The drop also coincides with a global decline in refugees. The United Nations said this week the number has fallen to 9.7-million worldwide, the lowest level in at least 10 years.
Canada's huge dip over the past five months can be traced back to last year's decision by the United States to register all male visitors from 25 mostly Arab and Muslim countries, including Pakistan. The crackdown triggered an exodus to the Canadian border and a surge in Arab refugee claimants in 2003, but that swell has since subsided, resulting in drastically fewer cases so far this year.
As for the overall trend in recent years, both the government and immigration experts say it is the direct result of tighter migration controls adopted by Canada after the Sept. 11 terrorist attacks.
Officials abroad are much more strict about who boards airplanes bound for Canada. Identification papers are subject to tighter scrutiny, and most foreign passengers now require visitor visas.
Consequently, an unprecedented number of improperly documented arrivals -- the type of people who file refugee claims -- are being intercepted before ever getting on a plane.
"The tragic part about it is that legitimate refugees are having a more difficult time getting to Canada and saving their lives," said Mendel Green, a prominent Toronto immigration lawyer. "I have no problem with [cracking down on] the abusers, but it's making it almost impossible for people who truly fear persecution to escape from their countries."
Reaching that balance poses a problem for the federal government. Judy Sgro, the Immigration Minister, said in a speech last month that Canada's refugee system needs to be reformed in order to protect those who need protection and thwart those who do not.
"Canadians are generous, but we are not naive," she said. "We've opened our gates to those in need throughout our short history. But today we also need to make sure those who wish to abuse our generosity or the very small number who threaten our security are not granted the same welcome."

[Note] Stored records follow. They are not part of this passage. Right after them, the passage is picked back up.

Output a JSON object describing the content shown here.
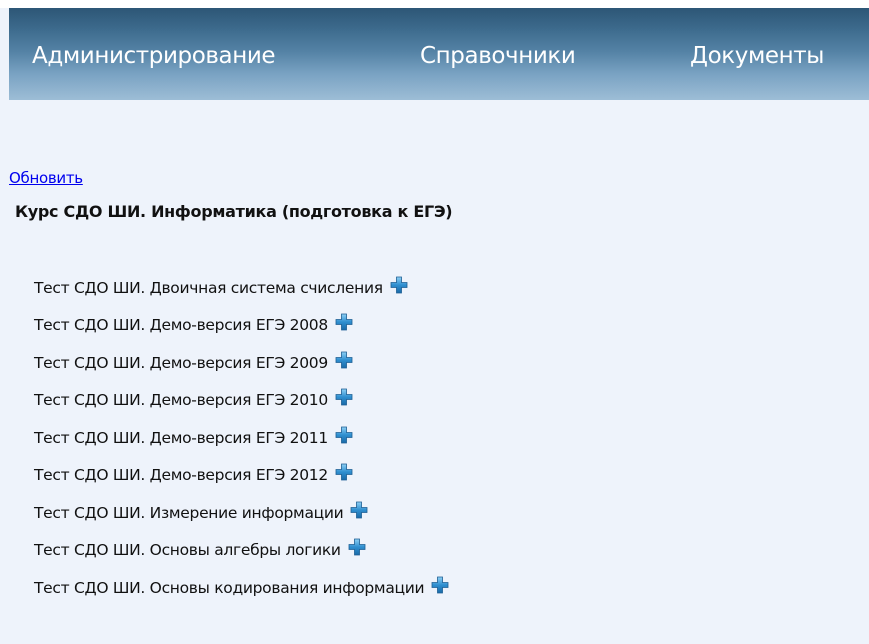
{
  "nav": {
    "items": [
      {
        "label": "Администрирование"
      },
      {
        "label": "Справочники"
      },
      {
        "label": "Документы"
      }
    ]
  },
  "refresh_label": "Обновить",
  "course": {
    "title": "Курс СДО ШИ. Информатика (подготовка к ЕГЭ)"
  },
  "tests": [
    {
      "label": "Тест СДО ШИ. Двоичная система счисления",
      "icon": "plus-icon"
    },
    {
      "label": "Тест СДО ШИ. Демо-версия ЕГЭ 2008",
      "icon": "plus-icon"
    },
    {
      "label": "Тест СДО ШИ. Демо-версия ЕГЭ 2009",
      "icon": "plus-icon"
    },
    {
      "label": "Тест СДО ШИ. Демо-версия ЕГЭ 2010",
      "icon": "plus-icon"
    },
    {
      "label": "Тест СДО ШИ. Демо-версия ЕГЭ 2011",
      "icon": "plus-icon"
    },
    {
      "label": "Тест СДО ШИ. Демо-версия ЕГЭ 2012",
      "icon": "plus-icon"
    },
    {
      "label": "Тест СДО ШИ. Измерение информации",
      "icon": "plus-icon"
    },
    {
      "label": "Тест СДО ШИ. Основы алгебры логики",
      "icon": "plus-icon"
    },
    {
      "label": "Тест СДО ШИ. Основы кодирования информации",
      "icon": "plus-icon"
    }
  ],
  "colors": {
    "link": "#0000ee",
    "page_background": "#eef3fb",
    "navbar_dark": "#2d5676",
    "navbar_light": "#9dbdd6",
    "icon_blue": "#2e86c1"
  }
}
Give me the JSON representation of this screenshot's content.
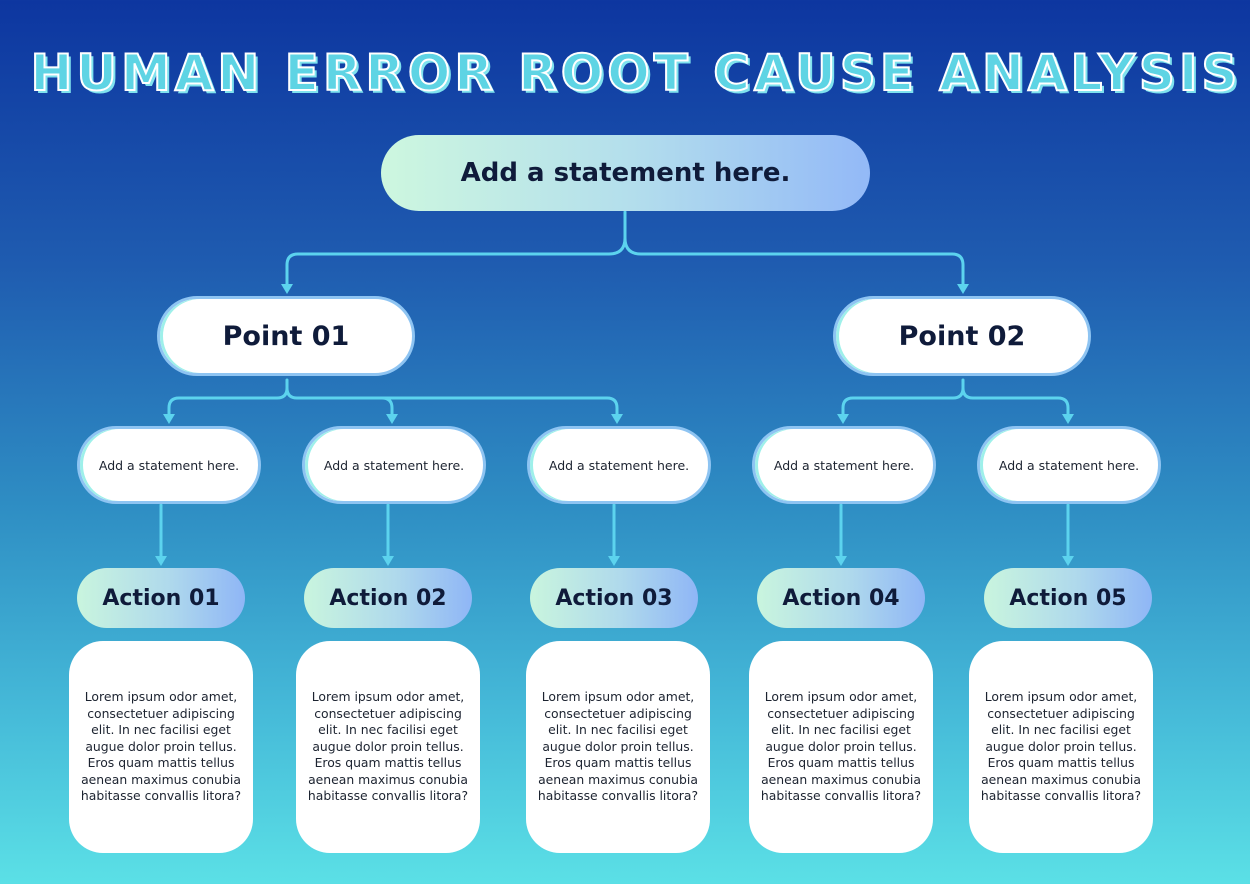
{
  "title": "HUMAN ERROR ROOT CAUSE ANALYSIS",
  "root": {
    "label": "Add a statement here."
  },
  "points": [
    {
      "label": "Point 01"
    },
    {
      "label": "Point 02"
    }
  ],
  "branches": [
    {
      "point": 1,
      "statement": "Add a statement here.",
      "action": "Action 01",
      "description": "Lorem ipsum odor amet, consectetuer adipiscing elit. In nec facilisi eget augue dolor proin tellus. Eros quam mattis tellus aenean maximus conubia habitasse convallis litora?"
    },
    {
      "point": 1,
      "statement": "Add a statement here.",
      "action": "Action 02",
      "description": "Lorem ipsum odor amet, consectetuer adipiscing elit. In nec facilisi eget augue dolor proin tellus. Eros quam mattis tellus aenean maximus conubia habitasse convallis litora?"
    },
    {
      "point": 1,
      "statement": "Add a statement here.",
      "action": "Action 03",
      "description": "Lorem ipsum odor amet, consectetuer adipiscing elit. In nec facilisi eget augue dolor proin tellus. Eros quam mattis tellus aenean maximus conubia habitasse convallis litora?"
    },
    {
      "point": 2,
      "statement": "Add a statement here.",
      "action": "Action 04",
      "description": "Lorem ipsum odor amet, consectetuer adipiscing elit. In nec facilisi eget augue dolor proin tellus. Eros quam mattis tellus aenean maximus conubia habitasse convallis litora?"
    },
    {
      "point": 2,
      "statement": "Add a statement here.",
      "action": "Action 05",
      "description": "Lorem ipsum odor amet, consectetuer adipiscing elit. In nec facilisi eget augue dolor proin tellus. Eros quam mattis tellus aenean maximus conubia habitasse convallis litora?"
    }
  ],
  "colors": {
    "background_top": "#0d36a0",
    "background_bottom": "#5be0e6",
    "connector": "#5cd3ee",
    "text_dark": "#0f1b3a",
    "pill_border": "#8ec4f2"
  }
}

James Bissett, a former Canadian ambassador, said reducing the number of in-Canada refugee claims is a good start. He said many people are "queue jumping" -- sneaking into Canada and filing an asylum claim rather than waiting years to be approved under the standard immigration program.
"This is the greatest threat to North American security," he said, noting that since the IRB was formed in 1998, only 51% of all refugee claimants have been deemed legitimate. "It undermines everything that the Americans and Canadians might do along the border, overseas, or inland. We just let these people in."

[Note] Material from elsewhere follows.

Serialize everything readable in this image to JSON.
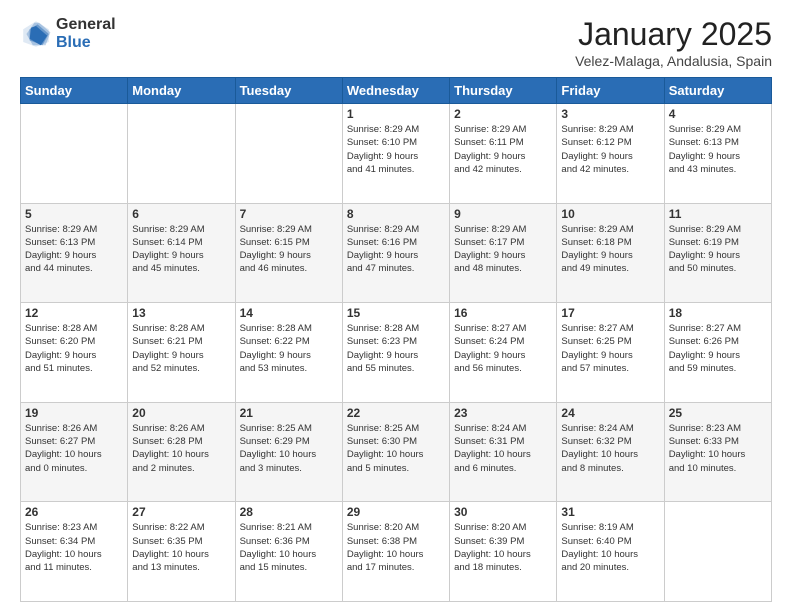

Refugee advocates concede that Canada has a right to deny entry to certain people, but they want the government to remedy the decline by accepting more people from refugees camps. Many are already deemed to be legitimate by the United Nations High Commissioner for Refugees but would never have the resources to travel to Canada on their own.
The federal government sponsors thousands of such refugees every year, and private individuals sponsor thousands of others. But while in-Canada refugee claims have dwindled, these have remained relatively static. Since 1998, government-sponsored claims have fluctuated annually between 7,200 and 7,500, while privately sponsored claims have gone from 2,200 to 3,200.
Canada needs to boost those numbers, said Gloria Nafziger, refugee co-ordinator for the Canadian chapter of Amnesty International. "I hope that when Canadians hear the word refugee that they respond with compassion, rather than thinking: 'Oh my God, aren't we lucky we're off the hook,' " she said yesterday.
Jean-Pierre Morin, a spokes-man for Citizenship and Immigration, said refugee claim numbers tend to vary from year to year. In 1998, for example, 23,900 people sought asylum in Canada. Two years later, the figure was up to 34,295.
He also said the declining numbers will allow the Immigration and Refugee Board to deal with a huge backlog of pending cases, which sits at more than 36,000.
"We are very generous in Canada regarding refugees," he said. "There is a will to do as much as we can."
© National Post 2004
CanWest Interactive, a division of
CanWest Global Communications Corp. All rights reserved.
Optimized for browser versions 4.0 and higher.